+++ RECORDS SHOWN

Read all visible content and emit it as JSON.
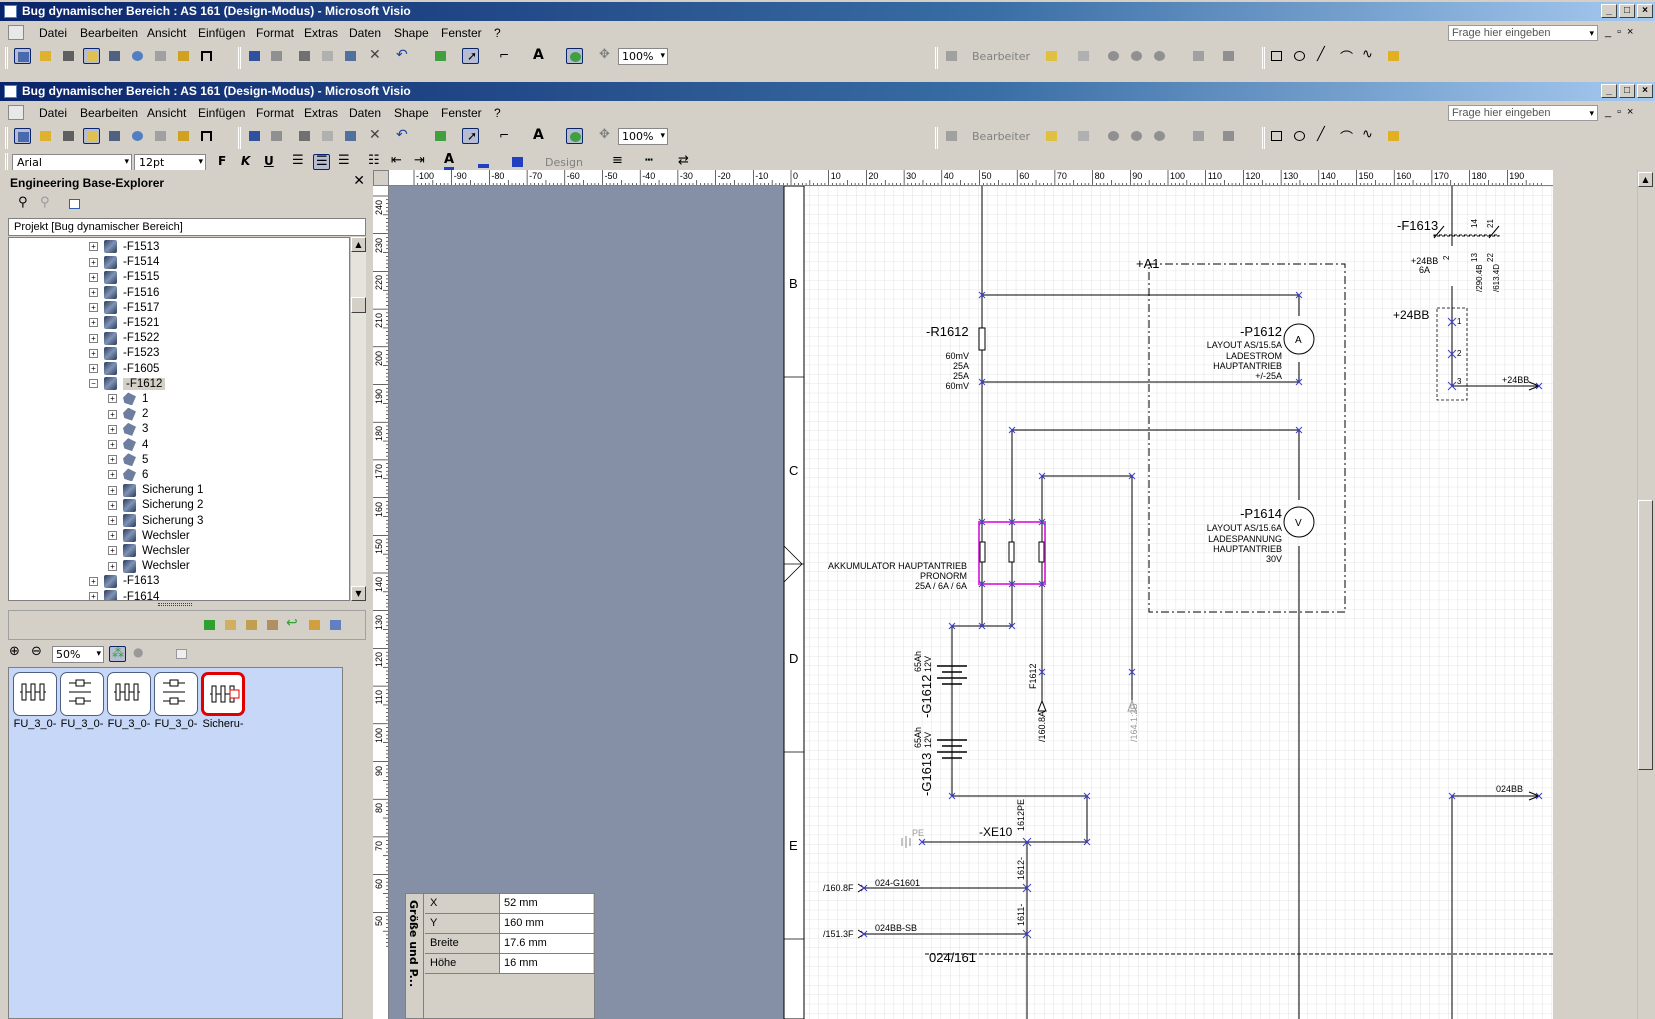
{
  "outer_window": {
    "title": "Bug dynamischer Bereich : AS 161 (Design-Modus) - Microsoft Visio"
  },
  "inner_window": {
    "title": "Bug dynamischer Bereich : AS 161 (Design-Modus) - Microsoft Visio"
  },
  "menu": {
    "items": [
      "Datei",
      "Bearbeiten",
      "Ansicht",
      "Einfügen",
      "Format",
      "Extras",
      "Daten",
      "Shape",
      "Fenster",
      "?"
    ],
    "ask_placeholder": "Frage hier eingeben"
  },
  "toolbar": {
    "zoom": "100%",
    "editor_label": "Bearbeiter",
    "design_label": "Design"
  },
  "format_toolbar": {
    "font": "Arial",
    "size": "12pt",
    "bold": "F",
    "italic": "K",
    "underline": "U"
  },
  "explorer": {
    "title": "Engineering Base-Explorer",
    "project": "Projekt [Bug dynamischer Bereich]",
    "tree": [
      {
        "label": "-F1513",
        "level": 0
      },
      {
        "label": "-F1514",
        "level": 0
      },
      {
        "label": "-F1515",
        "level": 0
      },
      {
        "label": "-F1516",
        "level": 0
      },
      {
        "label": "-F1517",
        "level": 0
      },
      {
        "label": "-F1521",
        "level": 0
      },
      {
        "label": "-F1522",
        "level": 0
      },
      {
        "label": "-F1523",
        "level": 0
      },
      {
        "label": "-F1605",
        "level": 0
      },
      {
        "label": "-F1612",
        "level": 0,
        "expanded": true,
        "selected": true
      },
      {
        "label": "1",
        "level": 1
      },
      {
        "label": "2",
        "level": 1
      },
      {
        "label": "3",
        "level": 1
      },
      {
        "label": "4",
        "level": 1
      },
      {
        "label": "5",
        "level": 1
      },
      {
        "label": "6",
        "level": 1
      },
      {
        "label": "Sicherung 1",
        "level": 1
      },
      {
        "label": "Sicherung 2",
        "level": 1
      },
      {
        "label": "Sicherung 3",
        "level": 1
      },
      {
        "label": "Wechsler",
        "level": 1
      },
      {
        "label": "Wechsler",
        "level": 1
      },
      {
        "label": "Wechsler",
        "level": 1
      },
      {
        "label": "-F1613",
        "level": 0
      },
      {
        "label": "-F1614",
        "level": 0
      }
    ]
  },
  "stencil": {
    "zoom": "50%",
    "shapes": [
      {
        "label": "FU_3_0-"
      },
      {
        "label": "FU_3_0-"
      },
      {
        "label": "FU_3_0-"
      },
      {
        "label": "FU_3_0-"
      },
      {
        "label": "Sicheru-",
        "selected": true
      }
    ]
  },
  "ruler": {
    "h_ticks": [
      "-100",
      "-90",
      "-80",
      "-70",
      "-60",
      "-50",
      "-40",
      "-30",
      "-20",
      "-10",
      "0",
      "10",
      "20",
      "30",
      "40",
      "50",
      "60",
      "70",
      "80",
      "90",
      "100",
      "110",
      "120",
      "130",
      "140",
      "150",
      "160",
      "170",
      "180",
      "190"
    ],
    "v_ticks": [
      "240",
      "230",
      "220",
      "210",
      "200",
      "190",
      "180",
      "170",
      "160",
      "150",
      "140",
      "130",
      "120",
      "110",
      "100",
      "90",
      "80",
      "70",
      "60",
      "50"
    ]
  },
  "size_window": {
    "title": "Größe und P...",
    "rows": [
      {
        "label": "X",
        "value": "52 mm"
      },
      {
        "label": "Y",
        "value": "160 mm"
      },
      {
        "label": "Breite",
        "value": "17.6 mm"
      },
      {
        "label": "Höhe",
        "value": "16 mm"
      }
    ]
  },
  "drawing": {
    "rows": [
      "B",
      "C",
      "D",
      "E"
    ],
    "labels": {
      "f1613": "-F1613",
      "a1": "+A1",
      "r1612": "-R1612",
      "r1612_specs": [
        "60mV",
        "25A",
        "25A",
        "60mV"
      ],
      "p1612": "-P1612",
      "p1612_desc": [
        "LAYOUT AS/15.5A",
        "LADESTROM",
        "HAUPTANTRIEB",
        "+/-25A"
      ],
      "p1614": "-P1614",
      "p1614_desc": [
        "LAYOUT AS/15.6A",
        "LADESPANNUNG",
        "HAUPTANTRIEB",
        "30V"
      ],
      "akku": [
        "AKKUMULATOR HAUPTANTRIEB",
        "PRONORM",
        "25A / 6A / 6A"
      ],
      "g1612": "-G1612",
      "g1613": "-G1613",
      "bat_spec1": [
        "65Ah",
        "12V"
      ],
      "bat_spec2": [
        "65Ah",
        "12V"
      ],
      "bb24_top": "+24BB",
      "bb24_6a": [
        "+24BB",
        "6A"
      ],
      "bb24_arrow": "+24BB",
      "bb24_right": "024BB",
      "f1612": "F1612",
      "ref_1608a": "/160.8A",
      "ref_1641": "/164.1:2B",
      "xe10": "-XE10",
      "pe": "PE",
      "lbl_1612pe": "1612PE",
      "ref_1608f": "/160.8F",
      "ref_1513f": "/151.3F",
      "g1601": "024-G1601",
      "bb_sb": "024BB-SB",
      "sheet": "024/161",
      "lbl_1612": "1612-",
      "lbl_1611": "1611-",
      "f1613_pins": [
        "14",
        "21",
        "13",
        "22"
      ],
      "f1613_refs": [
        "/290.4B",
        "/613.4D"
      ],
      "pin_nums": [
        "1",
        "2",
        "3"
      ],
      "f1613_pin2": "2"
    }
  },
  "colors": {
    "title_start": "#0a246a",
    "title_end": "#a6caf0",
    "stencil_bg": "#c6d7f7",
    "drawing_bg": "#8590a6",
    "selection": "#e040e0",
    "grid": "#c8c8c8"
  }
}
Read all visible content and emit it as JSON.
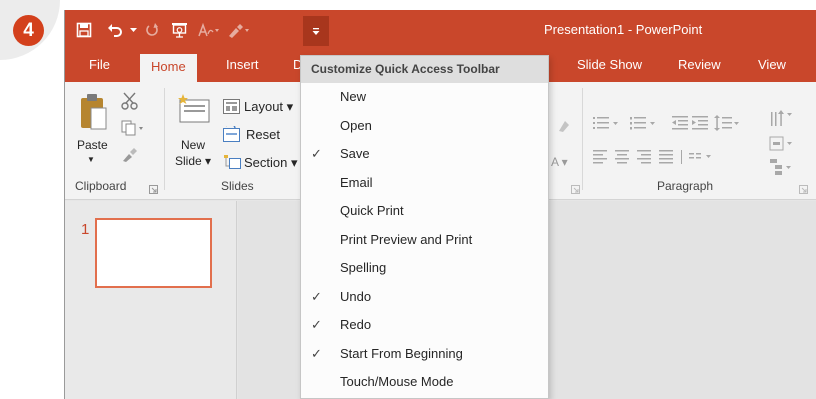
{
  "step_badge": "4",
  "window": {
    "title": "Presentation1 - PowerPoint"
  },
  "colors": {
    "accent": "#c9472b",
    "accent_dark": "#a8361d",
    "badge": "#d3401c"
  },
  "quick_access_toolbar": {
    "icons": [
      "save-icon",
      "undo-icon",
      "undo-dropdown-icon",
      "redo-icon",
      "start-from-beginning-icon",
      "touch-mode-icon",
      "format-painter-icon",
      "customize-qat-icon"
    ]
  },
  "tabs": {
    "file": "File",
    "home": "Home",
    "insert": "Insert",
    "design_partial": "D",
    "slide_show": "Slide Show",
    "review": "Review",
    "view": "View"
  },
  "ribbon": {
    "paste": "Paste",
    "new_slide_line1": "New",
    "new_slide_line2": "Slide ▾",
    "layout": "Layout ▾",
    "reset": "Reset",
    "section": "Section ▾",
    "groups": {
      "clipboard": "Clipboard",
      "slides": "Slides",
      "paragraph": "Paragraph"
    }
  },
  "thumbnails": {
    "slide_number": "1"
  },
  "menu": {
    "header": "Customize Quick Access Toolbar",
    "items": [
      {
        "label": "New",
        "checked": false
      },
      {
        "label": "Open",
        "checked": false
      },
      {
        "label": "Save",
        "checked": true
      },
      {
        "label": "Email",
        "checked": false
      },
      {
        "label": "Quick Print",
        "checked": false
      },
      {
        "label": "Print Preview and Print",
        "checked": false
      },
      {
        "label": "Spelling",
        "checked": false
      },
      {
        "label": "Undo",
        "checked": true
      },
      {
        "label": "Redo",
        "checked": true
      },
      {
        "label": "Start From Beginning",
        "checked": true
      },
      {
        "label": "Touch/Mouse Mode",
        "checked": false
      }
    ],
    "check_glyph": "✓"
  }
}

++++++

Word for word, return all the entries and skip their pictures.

Read all visible content and emit it as JSON.
{
  "outer_window": {
    "title": "Bug dynamischer Bereich : AS 161 (Design-Modus) - Microsoft Visio"
  },
  "inner_window": {
    "title": "Bug dynamischer Bereich : AS 161 (Design-Modus) - Microsoft Visio"
  },
  "menu": {
    "items": [
      "Datei",
      "Bearbeiten",
      "Ansicht",
      "Einfügen",
      "Format",
      "Extras",
      "Daten",
      "Shape",
      "Fenster",
      "?"
    ],
    "ask_placeholder": "Frage hier eingeben"
  },
  "toolbar": {
    "zoom": "100%",
    "editor_label": "Bearbeiter",
    "design_label": "Design"
  },
  "format_toolbar": {
    "font": "Arial",
    "size": "12pt",
    "bold": "F",
    "italic": "K",
    "underline": "U"
  },
  "explorer": {
    "title": "Engineering Base-Explorer",
    "project": "Projekt [Bug dynamischer Bereich]",
    "tree": [
      {
        "label": "-F1513",
        "level": 0
      },
      {
        "label": "-F1514",
        "level": 0
      },
      {
        "label": "-F1515",
        "level": 0
      },
      {
        "label": "-F1516",
        "level": 0
      },
      {
        "label": "-F1517",
        "level": 0
      },
      {
        "label": "-F1521",
        "level": 0
      },
      {
        "label": "-F1522",
        "level": 0
      },
      {
        "label": "-F1523",
        "level": 0
      },
      {
        "label": "-F1605",
        "level": 0
      },
      {
        "label": "-F1612",
        "level": 0,
        "expanded": true,
        "selected": true
      },
      {
        "label": "1",
        "level": 1
      },
      {
        "label": "2",
        "level": 1
      },
      {
        "label": "3",
        "level": 1
      },
      {
        "label": "4",
        "level": 1
      },
      {
        "label": "5",
        "level": 1
      },
      {
        "label": "6",
        "level": 1
      },
      {
        "label": "Sicherung 1",
        "level": 1
      },
      {
        "label": "Sicherung 2",
        "level": 1
      },
      {
        "label": "Sicherung 3",
        "level": 1
      },
      {
        "label": "Wechsler",
        "level": 1
      },
      {
        "label": "Wechsler",
        "level": 1
      },
      {
        "label": "Wechsler",
        "level": 1
      },
      {
        "label": "-F1613",
        "level": 0
      },
      {
        "label": "-F1614",
        "level": 0
      }
    ]
  },
  "stencil": {
    "zoom": "50%",
    "shapes": [
      {
        "label": "FU_3_0-"
      },
      {
        "label": "FU_3_0-"
      },
      {
        "label": "FU_3_0-"
      },
      {
        "label": "FU_3_0-"
      },
      {
        "label": "Sicheru-",
        "selected": true
      }
    ]
  },
  "ruler": {
    "h_ticks": [
      "-100",
      "-90",
      "-80",
      "-70",
      "-60",
      "-50",
      "-40",
      "-30",
      "-20",
      "-10",
      "0",
      "10",
      "20",
      "30",
      "40",
      "50",
      "60",
      "70",
      "80",
      "90",
      "100",
      "110",
      "120",
      "130",
      "140",
      "150",
      "160",
      "170",
      "180",
      "190"
    ],
    "v_ticks": [
      "240",
      "230",
      "220",
      "210",
      "200",
      "190",
      "180",
      "170",
      "160",
      "150",
      "140",
      "130",
      "120",
      "110",
      "100",
      "90",
      "80",
      "70",
      "60",
      "50"
    ]
  },
  "size_window": {
    "title": "Größe und P...",
    "rows": [
      {
        "label": "X",
        "value": "52 mm"
      },
      {
        "label": "Y",
        "value": "160 mm"
      },
      {
        "label": "Breite",
        "value": "17.6 mm"
      },
      {
        "label": "Höhe",
        "value": "16 mm"
      }
    ]
  },
  "drawing": {
    "rows": [
      "B",
      "C",
      "D",
      "E"
    ],
    "labels": {
      "f1613": "-F1613",
      "a1": "+A1",
      "r1612": "-R1612",
      "r1612_specs": [
        "60mV",
        "25A",
        "25A",
        "60mV"
      ],
      "p1612": "-P1612",
      "p1612_desc": [
        "LAYOUT AS/15.5A",
        "LADESTROM",
        "HAUPTANTRIEB",
        "+/-25A"
      ],
      "p1614": "-P1614",
      "p1614_desc": [
        "LAYOUT AS/15.6A",
        "LADESPANNUNG",
        "HAUPTANTRIEB",
        "30V"
      ],
      "akku": [
        "AKKUMULATOR HAUPTANTRIEB",
        "PRONORM",
        "25A / 6A / 6A"
      ],
      "g1612": "-G1612",
      "g1613": "-G1613",
      "bat_spec1": [
        "65Ah",
        "12V"
      ],
      "bat_spec2": [
        "65Ah",
        "12V"
      ],
      "bb24_top": "+24BB",
      "bb24_6a": [
        "+24BB",
        "6A"
      ],
      "bb24_arrow": "+24BB",
      "bb24_right": "024BB",
      "f1612": "F1612",
      "ref_1608a": "/160.8A",
      "ref_1641": "/164.1:2B",
      "xe10": "-XE10",
      "pe": "PE",
      "lbl_1612pe": "1612PE",
      "ref_1608f": "/160.8F",
      "ref_1513f": "/151.3F",
      "g1601": "024-G1601",
      "bb_sb": "024BB-SB",
      "sheet": "024/161",
      "lbl_1612": "1612-",
      "lbl_1611": "1611-",
      "f1613_pins": [
        "14",
        "21",
        "13",
        "22"
      ],
      "f1613_refs": [
        "/290.4B",
        "/613.4D"
      ],
      "pin_nums": [
        "1",
        "2",
        "3"
      ],
      "f1613_pin2": "2"
    }
  },
  "colors": {
    "title_start": "#0a246a",
    "title_end": "#a6caf0",
    "stencil_bg": "#c6d7f7",
    "drawing_bg": "#8590a6",
    "selection": "#e040e0",
    "grid": "#c8c8c8"
  }
}
Read all visible content and emit it as JSON.
{
  "step_badge": "4",
  "window": {
    "title": "Presentation1 - PowerPoint"
  },
  "colors": {
    "accent": "#c9472b",
    "accent_dark": "#a8361d",
    "badge": "#d3401c"
  },
  "quick_access_toolbar": {
    "icons": [
      "save-icon",
      "undo-icon",
      "undo-dropdown-icon",
      "redo-icon",
      "start-from-beginning-icon",
      "touch-mode-icon",
      "format-painter-icon",
      "customize-qat-icon"
    ]
  },
  "tabs": {
    "file": "File",
    "home": "Home",
    "insert": "Insert",
    "design_partial": "D",
    "slide_show": "Slide Show",
    "review": "Review",
    "view": "View"
  },
  "ribbon": {
    "paste": "Paste",
    "new_slide_line1": "New",
    "new_slide_line2": "Slide ▾",
    "layout": "Layout ▾",
    "reset": "Reset",
    "section": "Section ▾",
    "groups": {
      "clipboard": "Clipboard",
      "slides": "Slides",
      "paragraph": "Paragraph"
    }
  },
  "thumbnails": {
    "slide_number": "1"
  },
  "menu": {
    "header": "Customize Quick Access Toolbar",
    "items": [
      {
        "label": "New",
        "checked": false
      },
      {
        "label": "Open",
        "checked": false
      },
      {
        "label": "Save",
        "checked": true
      },
      {
        "label": "Email",
        "checked": false
      },
      {
        "label": "Quick Print",
        "checked": false
      },
      {
        "label": "Print Preview and Print",
        "checked": false
      },
      {
        "label": "Spelling",
        "checked": false
      },
      {
        "label": "Undo",
        "checked": true
      },
      {
        "label": "Redo",
        "checked": true
      },
      {
        "label": "Start From Beginning",
        "checked": true
      },
      {
        "label": "Touch/Mouse Mode",
        "checked": false
      }
    ],
    "check_glyph": "✓"
  }
}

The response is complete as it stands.